A Critical (and Cautiously Optimistic) Appraisal of Moerman's "Meaning Response"

Perspectives in Biology and Medicine 61 (3):379-387 (2018)
  Copy   BIBTEX


Shamans, healers, and doctors have always known that patients may improve even if no real therapy is administered. In the Charmides, Plato noted that to soothe a headache, one needed "a kind of leaf, which required to be accompanied by a charm, and if a person would repeat the charm at the same time he used the cure, he would be made whole; but that without the charm would be of no avail". Similarly, more than two millennia later, Thomas Jefferson observed, "One of the most successful physicians I have even known has assured me that he used more bread pills, drops of colored water, and powder of hickory ashes, than of all other medication put together"; Jefferson famously labeled this...



    Upload a copy of this work     Papers currently archived: 74,174

External links

Setup an account with your affiliations in order to access resources via your University's proxy server

Through your library

Similar books and articles

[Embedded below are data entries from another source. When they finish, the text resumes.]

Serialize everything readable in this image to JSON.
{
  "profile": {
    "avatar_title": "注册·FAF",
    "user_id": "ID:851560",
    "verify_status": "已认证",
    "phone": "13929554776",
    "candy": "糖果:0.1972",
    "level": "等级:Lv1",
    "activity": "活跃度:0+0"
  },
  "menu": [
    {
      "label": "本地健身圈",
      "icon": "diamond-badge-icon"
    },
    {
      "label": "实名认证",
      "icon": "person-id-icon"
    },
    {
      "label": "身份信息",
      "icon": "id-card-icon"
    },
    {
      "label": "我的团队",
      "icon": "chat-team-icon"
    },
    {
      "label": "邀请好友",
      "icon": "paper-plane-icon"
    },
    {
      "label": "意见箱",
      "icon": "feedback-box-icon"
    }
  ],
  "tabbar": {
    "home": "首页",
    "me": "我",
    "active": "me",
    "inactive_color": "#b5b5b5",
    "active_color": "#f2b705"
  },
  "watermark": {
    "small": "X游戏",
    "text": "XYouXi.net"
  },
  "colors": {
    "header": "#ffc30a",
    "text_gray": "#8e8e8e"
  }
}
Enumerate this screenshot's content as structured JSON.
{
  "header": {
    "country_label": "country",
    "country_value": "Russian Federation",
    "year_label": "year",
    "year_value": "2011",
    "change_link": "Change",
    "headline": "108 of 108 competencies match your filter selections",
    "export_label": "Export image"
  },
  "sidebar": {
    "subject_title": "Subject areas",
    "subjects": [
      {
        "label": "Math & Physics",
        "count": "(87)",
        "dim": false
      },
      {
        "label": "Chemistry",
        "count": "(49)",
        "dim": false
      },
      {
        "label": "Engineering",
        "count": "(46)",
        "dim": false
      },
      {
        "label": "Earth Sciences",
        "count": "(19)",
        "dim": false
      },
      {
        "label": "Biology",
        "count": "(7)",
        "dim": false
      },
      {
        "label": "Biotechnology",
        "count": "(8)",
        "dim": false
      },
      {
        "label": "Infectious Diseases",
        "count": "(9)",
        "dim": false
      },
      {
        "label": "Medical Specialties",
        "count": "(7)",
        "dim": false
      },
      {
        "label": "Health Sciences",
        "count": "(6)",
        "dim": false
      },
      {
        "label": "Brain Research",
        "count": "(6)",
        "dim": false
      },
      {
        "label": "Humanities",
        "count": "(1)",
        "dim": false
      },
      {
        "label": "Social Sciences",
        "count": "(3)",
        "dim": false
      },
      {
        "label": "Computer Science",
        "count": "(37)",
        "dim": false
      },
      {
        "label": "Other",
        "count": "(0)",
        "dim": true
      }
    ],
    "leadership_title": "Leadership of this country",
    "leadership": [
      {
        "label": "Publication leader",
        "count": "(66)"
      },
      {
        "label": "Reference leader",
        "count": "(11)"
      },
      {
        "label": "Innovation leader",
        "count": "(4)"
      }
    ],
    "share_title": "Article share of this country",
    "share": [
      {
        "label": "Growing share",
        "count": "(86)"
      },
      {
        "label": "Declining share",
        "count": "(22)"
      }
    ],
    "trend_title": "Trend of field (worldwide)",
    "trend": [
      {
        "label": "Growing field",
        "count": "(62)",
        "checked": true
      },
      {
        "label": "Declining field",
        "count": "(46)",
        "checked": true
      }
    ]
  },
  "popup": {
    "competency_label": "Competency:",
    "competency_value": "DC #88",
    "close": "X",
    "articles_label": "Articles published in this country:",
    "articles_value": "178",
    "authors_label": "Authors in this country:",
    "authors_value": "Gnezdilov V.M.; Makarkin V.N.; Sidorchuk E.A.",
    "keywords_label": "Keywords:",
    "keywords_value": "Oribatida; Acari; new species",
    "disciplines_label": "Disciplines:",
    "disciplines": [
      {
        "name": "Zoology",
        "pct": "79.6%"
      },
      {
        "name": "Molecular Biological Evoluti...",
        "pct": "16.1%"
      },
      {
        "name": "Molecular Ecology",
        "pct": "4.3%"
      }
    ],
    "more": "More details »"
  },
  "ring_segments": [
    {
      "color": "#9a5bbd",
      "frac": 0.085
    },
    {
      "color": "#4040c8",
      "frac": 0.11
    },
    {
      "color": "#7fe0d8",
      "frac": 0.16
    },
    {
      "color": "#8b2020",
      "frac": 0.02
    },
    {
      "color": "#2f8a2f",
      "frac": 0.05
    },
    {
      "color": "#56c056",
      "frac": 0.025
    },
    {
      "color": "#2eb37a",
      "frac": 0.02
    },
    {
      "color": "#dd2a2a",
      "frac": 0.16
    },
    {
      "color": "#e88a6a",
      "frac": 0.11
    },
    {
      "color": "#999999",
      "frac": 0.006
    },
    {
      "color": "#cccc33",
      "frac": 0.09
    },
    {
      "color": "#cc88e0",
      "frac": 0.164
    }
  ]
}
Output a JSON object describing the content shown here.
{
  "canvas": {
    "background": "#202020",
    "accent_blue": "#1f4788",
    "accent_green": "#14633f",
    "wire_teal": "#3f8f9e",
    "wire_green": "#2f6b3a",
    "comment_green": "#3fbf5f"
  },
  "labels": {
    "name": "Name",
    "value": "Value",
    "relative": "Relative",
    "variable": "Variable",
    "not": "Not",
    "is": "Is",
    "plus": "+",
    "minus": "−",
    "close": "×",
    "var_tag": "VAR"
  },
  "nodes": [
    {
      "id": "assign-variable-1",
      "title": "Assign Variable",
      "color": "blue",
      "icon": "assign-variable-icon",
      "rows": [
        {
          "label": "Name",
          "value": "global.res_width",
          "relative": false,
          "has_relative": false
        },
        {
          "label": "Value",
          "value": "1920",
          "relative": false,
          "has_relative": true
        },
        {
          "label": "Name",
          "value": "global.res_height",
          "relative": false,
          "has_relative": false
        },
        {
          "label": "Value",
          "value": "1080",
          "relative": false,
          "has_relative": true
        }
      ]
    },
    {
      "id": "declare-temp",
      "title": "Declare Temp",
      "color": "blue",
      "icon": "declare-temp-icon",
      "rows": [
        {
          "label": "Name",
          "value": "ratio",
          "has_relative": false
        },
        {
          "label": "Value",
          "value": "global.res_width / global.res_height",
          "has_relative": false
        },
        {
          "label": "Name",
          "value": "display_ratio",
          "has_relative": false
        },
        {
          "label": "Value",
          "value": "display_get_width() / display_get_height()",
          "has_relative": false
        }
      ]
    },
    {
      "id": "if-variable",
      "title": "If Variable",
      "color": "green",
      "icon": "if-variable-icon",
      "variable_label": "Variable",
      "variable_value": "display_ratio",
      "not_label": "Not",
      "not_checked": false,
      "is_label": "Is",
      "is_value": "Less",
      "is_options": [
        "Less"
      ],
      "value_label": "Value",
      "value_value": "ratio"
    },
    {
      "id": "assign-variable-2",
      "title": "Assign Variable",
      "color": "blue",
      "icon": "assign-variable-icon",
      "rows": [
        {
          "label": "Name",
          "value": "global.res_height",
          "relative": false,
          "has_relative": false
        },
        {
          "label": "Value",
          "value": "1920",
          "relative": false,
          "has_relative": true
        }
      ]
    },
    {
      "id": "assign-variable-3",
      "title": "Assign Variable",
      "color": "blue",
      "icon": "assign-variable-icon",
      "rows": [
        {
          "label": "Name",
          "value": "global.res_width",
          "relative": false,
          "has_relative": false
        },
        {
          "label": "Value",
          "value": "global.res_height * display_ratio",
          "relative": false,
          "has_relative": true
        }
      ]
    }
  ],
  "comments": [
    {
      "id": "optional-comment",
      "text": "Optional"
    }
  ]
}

The Meaning Response, "Placebo," and Methods.Phil Hutchinson & Daniel E. Moerman - 2018 - Perspectives in Biology and Medicine 61 (3):361-378.
Comment: Journeys to the Center of Emotion.Brian Parkinson - 2013 - Emotion Review 5 (2):180-184.
The Development of Teacher Appraisal: A Recent History.S. Bartlett - 2000 - British Journal of Educational Studies 48 (1):24 - 37.
The Metaphysics of Meaning: Hopkins on Wittgenstein.Steven Gross - 2015 - International Journal of Philosophical Studies 23 (4):518-538.
Plato’s Charmides: Temperance, Incantation, and the Unity of the Dialogue.Hyeok Yu - 2008 - Proceedings of the Xxii World Congress of Philosophy 2 (2):213-226.
Wittgenstein on the “Charm” of Psychoanalysis.Jeffery L. Geller - 1984 - Philosophy Research Archives 10:57-65.


Added to PP

22 (#515,220)

6 months
1 (#413,740)

Historical graph of downloads
How can I increase my downloads?